What Are the Related Federal Statutes?
18 U.S. Code Chapter 13 Civil Rights has several federal laws that are related to 18 U.S. Code 247 Damage to religious property; obstruction of persons in the free exercise of religious beliefs, including the following:
- 18 U.S.C. 241 – Conspiracy against rights;
- 18 U.S.C. 242 - Deprivation of rights under color of law;
- 18 U.S.C. 243 - Exclusion of jurors on account of race or color;
- 18 U.S.C. 244 - Discrimination against a person wearing a uniform of armed forces;
- 18 U.S.C. 245 - Federally protected activities;
- 18 U.S.C. 246 - Deprivation of relief benefits;
- 18 U.S.C. 248 - Freedom of access to clinic entrances;
- 18 U.S.C. 249 - Hate crime acts;
- 18 U.S.C. 250 - Penalties for civil rights offenses for sexual misconduct.
What Are the Penalties for 18 U.S.C. 247?
If convicted of violating section 247, the penalties will vary depending on the case details, the severity of the damage, and if anyone is hurt in the process. For example, federal prison penalties could range from one to 40 years. If someone is killed, the death penalty could be imposed by the judge.18 U.S.C. 247 lists a wide range of possible penalties, such as the following:
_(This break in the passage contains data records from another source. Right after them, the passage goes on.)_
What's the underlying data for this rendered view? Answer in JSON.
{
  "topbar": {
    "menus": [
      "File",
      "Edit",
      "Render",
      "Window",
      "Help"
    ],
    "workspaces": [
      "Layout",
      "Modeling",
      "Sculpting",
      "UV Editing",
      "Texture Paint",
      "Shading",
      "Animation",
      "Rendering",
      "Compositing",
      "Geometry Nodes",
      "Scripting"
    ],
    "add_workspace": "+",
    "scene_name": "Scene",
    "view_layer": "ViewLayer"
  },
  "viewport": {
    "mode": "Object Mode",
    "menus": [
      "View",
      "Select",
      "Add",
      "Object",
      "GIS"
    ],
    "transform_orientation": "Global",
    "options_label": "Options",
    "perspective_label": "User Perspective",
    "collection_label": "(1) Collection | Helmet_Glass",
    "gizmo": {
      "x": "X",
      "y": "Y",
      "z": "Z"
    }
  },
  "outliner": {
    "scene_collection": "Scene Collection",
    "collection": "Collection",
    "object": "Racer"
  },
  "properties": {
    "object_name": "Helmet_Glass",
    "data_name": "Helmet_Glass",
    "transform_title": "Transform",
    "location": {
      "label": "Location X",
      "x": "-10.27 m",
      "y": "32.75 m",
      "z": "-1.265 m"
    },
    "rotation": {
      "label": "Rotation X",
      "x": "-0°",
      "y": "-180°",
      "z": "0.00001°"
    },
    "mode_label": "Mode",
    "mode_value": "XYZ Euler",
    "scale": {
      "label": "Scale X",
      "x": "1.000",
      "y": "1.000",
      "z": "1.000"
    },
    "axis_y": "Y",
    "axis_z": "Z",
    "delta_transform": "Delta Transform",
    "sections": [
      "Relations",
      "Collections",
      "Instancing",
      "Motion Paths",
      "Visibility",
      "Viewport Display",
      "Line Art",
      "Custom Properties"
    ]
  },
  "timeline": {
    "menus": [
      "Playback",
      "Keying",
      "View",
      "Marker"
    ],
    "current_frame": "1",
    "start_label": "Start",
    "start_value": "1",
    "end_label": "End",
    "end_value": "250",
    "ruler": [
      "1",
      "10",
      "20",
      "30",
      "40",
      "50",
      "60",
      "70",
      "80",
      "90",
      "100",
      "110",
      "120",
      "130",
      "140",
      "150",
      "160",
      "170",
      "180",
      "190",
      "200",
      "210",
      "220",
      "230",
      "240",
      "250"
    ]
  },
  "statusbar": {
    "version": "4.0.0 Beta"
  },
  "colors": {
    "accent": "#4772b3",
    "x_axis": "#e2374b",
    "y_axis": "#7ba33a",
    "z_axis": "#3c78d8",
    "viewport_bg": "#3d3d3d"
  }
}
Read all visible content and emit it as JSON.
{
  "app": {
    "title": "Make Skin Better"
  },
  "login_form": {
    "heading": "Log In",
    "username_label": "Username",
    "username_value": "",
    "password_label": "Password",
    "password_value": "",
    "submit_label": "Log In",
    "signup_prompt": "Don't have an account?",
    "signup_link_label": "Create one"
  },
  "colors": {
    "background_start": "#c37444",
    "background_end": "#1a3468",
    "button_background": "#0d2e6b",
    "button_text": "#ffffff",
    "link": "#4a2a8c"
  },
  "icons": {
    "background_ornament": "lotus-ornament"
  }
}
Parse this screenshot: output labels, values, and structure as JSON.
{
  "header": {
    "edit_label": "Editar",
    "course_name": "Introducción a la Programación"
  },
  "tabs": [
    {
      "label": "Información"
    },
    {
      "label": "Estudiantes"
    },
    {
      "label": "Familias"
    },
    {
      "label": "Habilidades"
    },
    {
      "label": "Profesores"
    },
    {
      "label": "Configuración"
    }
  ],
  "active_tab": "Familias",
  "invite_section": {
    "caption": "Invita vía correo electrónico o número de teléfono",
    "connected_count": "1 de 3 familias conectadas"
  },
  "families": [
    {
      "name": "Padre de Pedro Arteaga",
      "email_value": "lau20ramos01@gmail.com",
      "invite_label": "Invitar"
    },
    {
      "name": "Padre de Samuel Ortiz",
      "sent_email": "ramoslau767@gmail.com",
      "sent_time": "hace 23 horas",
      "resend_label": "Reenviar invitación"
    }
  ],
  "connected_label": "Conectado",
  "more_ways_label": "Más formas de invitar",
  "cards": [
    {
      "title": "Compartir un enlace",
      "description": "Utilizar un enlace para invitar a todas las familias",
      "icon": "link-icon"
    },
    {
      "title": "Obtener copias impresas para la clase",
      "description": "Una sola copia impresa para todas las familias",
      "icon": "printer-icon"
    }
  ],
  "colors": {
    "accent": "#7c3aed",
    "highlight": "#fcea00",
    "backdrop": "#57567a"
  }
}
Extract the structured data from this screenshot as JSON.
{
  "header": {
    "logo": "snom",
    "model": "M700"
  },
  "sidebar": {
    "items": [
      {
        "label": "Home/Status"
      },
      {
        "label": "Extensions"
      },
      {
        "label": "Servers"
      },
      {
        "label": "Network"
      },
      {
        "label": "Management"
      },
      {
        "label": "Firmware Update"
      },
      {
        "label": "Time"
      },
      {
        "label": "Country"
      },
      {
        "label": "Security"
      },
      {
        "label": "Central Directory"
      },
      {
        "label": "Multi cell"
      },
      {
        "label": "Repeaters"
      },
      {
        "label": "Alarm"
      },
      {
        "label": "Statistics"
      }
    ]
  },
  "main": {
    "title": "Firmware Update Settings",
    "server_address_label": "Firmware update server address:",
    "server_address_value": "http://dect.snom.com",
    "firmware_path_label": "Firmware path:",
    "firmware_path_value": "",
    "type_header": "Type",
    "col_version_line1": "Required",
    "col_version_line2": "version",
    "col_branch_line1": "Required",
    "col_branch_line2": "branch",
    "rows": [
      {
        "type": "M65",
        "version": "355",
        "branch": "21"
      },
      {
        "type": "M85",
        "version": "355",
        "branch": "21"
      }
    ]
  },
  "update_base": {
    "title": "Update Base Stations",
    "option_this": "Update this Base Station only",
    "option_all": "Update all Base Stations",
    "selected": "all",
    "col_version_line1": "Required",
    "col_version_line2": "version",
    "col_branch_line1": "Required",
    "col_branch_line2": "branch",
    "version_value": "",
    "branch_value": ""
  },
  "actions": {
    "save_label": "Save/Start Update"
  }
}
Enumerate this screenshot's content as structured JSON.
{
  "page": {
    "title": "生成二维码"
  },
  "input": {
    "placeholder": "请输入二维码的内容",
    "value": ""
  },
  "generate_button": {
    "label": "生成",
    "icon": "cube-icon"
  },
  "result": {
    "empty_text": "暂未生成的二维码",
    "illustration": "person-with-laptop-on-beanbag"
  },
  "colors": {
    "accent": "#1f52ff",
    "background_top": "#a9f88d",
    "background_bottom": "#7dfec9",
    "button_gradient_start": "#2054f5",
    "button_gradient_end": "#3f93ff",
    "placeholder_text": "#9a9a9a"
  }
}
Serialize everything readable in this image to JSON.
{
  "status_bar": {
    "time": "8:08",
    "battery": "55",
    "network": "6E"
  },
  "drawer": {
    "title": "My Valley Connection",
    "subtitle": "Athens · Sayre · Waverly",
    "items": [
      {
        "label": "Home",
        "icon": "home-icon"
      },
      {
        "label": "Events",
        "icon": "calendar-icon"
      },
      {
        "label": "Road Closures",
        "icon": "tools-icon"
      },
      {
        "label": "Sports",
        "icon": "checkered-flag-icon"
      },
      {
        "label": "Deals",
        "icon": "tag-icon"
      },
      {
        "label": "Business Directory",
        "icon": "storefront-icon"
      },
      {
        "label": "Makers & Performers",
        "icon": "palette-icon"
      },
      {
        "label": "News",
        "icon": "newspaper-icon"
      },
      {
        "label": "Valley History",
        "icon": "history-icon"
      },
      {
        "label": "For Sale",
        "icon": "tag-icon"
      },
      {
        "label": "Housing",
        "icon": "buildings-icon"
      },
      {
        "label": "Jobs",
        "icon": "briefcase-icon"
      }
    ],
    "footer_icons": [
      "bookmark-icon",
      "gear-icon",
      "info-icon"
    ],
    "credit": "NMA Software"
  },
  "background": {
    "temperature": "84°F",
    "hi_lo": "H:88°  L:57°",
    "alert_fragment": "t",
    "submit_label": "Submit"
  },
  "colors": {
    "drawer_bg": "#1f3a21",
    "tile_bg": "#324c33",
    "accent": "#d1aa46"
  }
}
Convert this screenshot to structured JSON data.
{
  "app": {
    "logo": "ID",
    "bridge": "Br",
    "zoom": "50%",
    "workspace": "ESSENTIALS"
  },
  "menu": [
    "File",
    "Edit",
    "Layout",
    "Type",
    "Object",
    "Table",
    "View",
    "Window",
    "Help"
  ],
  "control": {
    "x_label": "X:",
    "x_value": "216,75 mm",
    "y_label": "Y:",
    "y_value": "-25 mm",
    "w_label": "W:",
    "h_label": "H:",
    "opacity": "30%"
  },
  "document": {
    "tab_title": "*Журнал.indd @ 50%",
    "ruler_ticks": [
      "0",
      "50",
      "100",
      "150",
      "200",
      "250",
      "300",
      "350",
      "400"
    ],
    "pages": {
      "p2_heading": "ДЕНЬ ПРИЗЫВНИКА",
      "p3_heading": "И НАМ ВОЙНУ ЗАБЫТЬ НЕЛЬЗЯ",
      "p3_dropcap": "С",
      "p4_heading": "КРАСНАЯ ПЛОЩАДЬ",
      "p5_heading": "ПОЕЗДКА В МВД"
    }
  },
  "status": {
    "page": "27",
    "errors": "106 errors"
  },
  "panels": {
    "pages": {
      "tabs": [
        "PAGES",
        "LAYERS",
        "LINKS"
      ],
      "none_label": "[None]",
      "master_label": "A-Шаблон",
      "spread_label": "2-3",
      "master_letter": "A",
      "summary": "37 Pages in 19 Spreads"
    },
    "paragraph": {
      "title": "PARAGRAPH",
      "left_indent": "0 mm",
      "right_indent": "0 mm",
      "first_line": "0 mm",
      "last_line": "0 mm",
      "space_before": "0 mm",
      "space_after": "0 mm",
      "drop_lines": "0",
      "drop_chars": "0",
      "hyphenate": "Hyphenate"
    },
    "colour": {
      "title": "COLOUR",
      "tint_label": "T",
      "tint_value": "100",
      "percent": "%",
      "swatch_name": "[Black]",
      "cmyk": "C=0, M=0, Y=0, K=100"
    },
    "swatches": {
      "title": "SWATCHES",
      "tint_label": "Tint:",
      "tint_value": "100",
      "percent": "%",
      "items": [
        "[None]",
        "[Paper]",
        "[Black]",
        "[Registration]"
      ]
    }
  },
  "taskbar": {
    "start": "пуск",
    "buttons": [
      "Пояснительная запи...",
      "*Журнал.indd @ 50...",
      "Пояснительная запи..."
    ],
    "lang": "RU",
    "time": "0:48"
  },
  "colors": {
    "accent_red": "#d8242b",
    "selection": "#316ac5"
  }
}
- For general incidents of damage, it's a misdemeanor, punishable by no more than one year in jail and fines up to $100,000;
- If the damage exceeds $5,000, the maximum penalty is three years in prison and fines up to $250,000;
- If a bodily injury or if a dangerous weapon is used or threatened to be used, the penalty is up to 20 years in prison and fines up to $250,000;
- If a bodily injury occurs as a result of using explosives or fire, the maximum penalty is 40 years in prison and fines up to $250,000;
- If the incident results in someone's death, the maximum sentence includes life in prison or the death penalty.
Simply put, punishment varies from one-year imprisonment and a fine or both, and if bodily injury results to anyone, including any public safety officer, and the violation is using fire or an explosive, a fine under or imprisonment of not more than forty years.
If the acts include the use, attempted use, or threatened use of a dangerous weapon, you could be fined and imprisonment for up to twenty years.
Suppose the acts include kidnapping or an attempt to kidnap, aggravated sexual abuse or an attempt to commit aggravated sexual abuse, or an attempt to kill. In that case, the penalties include a fine and imprisonment for any term of years or life or sentenced to death.
What Are the Legal Defenses?
Since damaging religious property could be considered a hate crime, federal prosecutors will have to prove the crucial element of intent. This means they must demonstrate that your actions were intentional, racially motivated, or directed against that form of religious expression, which is often challenging.
Perhaps we can show you had no religious or racial motive. Maybe we can negotiate to have the charges reduced or dismissed.
Contact our law firm for a free case review and to discuss legal options if you have been charged with a federal crime. We have enough experience with the federal criminal justice system to craft an effective strategy to give you the best chance at a favorable outcome. Contact us by phone or fill out the contact form for a free case evaluation. The Hedding Law Firm has offices in Los Angeles, California.